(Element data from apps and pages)

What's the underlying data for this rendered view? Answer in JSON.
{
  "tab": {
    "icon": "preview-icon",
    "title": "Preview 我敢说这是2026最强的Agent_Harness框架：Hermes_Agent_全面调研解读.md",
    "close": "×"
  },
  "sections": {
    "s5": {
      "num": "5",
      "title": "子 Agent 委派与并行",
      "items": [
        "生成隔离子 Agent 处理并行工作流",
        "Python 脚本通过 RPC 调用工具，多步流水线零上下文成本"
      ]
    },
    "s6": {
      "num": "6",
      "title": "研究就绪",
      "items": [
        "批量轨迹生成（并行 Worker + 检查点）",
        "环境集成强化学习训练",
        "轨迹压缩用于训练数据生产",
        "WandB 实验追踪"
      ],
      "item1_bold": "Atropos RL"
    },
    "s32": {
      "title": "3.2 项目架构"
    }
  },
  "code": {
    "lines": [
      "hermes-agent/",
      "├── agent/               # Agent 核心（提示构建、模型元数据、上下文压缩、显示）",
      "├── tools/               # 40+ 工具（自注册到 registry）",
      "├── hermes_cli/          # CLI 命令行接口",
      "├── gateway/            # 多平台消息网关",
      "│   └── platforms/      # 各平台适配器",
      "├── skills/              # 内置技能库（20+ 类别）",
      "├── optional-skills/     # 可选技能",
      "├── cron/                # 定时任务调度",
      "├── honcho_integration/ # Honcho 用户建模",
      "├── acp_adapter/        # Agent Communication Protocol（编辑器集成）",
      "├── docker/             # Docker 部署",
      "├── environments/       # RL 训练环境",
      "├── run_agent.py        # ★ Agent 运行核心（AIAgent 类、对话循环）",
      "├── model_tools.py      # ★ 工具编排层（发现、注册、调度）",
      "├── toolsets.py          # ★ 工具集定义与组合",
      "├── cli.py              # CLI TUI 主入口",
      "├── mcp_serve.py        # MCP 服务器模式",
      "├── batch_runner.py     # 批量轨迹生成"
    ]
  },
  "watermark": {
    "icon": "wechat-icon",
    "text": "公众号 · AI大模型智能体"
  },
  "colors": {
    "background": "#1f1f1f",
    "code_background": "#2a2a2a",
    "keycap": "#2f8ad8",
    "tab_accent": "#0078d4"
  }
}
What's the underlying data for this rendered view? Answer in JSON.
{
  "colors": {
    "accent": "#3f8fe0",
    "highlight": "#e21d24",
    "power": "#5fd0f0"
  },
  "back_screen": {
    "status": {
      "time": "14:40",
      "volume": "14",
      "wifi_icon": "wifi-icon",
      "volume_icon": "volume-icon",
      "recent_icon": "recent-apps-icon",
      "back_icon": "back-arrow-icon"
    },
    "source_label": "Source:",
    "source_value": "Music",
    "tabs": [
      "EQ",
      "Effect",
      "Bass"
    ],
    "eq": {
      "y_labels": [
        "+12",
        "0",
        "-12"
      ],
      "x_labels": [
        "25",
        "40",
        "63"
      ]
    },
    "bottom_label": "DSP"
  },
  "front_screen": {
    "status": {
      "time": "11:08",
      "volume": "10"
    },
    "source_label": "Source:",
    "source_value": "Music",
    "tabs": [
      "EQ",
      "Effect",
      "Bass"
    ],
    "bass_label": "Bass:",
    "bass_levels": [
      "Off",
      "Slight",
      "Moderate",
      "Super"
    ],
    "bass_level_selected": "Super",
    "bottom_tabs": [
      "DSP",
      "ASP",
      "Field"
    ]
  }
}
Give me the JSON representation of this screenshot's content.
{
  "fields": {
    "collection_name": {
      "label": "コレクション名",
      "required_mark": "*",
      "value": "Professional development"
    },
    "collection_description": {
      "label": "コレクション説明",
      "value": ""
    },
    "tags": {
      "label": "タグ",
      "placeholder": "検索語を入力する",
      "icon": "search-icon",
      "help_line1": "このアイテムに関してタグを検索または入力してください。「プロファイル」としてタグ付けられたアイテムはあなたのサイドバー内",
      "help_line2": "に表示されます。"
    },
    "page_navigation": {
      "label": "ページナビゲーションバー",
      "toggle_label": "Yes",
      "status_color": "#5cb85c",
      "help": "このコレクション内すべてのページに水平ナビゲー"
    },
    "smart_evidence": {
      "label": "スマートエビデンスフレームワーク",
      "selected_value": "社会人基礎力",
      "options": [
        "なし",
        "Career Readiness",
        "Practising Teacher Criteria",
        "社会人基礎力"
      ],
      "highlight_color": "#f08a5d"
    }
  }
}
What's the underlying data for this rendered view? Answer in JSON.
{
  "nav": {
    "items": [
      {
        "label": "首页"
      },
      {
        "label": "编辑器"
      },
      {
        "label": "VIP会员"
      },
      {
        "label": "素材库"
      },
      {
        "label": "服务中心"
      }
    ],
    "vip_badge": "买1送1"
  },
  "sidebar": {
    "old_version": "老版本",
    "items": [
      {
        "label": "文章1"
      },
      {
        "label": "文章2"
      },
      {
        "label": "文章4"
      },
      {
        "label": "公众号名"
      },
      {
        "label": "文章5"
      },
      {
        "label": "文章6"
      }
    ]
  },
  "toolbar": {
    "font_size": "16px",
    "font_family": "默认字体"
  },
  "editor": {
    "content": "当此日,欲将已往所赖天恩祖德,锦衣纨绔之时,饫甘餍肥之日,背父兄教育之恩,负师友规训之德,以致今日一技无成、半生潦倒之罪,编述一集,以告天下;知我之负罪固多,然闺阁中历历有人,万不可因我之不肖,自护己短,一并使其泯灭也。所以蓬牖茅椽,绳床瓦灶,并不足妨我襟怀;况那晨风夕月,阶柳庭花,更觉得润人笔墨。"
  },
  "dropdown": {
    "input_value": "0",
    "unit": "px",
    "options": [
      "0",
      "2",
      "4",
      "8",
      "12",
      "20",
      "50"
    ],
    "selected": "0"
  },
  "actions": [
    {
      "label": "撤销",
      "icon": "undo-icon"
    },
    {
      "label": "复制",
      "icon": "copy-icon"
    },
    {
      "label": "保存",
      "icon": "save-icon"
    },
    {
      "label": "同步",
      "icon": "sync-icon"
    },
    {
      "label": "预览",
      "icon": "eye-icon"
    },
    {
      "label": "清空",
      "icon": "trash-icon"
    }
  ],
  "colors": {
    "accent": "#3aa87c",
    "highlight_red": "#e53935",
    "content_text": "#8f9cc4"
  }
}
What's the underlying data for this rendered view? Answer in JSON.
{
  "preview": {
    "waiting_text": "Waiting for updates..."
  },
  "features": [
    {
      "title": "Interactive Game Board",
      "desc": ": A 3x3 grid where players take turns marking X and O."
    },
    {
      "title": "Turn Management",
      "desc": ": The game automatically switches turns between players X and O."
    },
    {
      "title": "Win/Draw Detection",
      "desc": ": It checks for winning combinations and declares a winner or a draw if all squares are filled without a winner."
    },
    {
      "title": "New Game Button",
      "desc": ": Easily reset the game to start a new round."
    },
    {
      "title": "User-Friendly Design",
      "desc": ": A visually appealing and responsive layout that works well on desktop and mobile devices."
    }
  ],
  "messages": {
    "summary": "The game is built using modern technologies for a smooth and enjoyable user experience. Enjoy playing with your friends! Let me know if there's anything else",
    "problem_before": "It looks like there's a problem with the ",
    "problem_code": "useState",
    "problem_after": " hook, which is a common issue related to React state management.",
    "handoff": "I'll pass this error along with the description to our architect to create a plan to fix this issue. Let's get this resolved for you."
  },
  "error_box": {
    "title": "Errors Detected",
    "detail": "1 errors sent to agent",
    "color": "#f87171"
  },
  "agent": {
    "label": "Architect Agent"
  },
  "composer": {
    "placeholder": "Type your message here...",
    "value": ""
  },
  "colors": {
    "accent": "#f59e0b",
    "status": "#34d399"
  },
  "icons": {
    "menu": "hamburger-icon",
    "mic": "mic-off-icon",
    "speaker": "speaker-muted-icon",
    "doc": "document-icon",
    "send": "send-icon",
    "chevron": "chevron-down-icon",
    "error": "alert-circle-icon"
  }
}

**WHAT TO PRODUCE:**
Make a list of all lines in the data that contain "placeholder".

**WRITTEN RESPONSE:**
      "placeholder": "検索語を入力する",
    "placeholder": "Type your message here...",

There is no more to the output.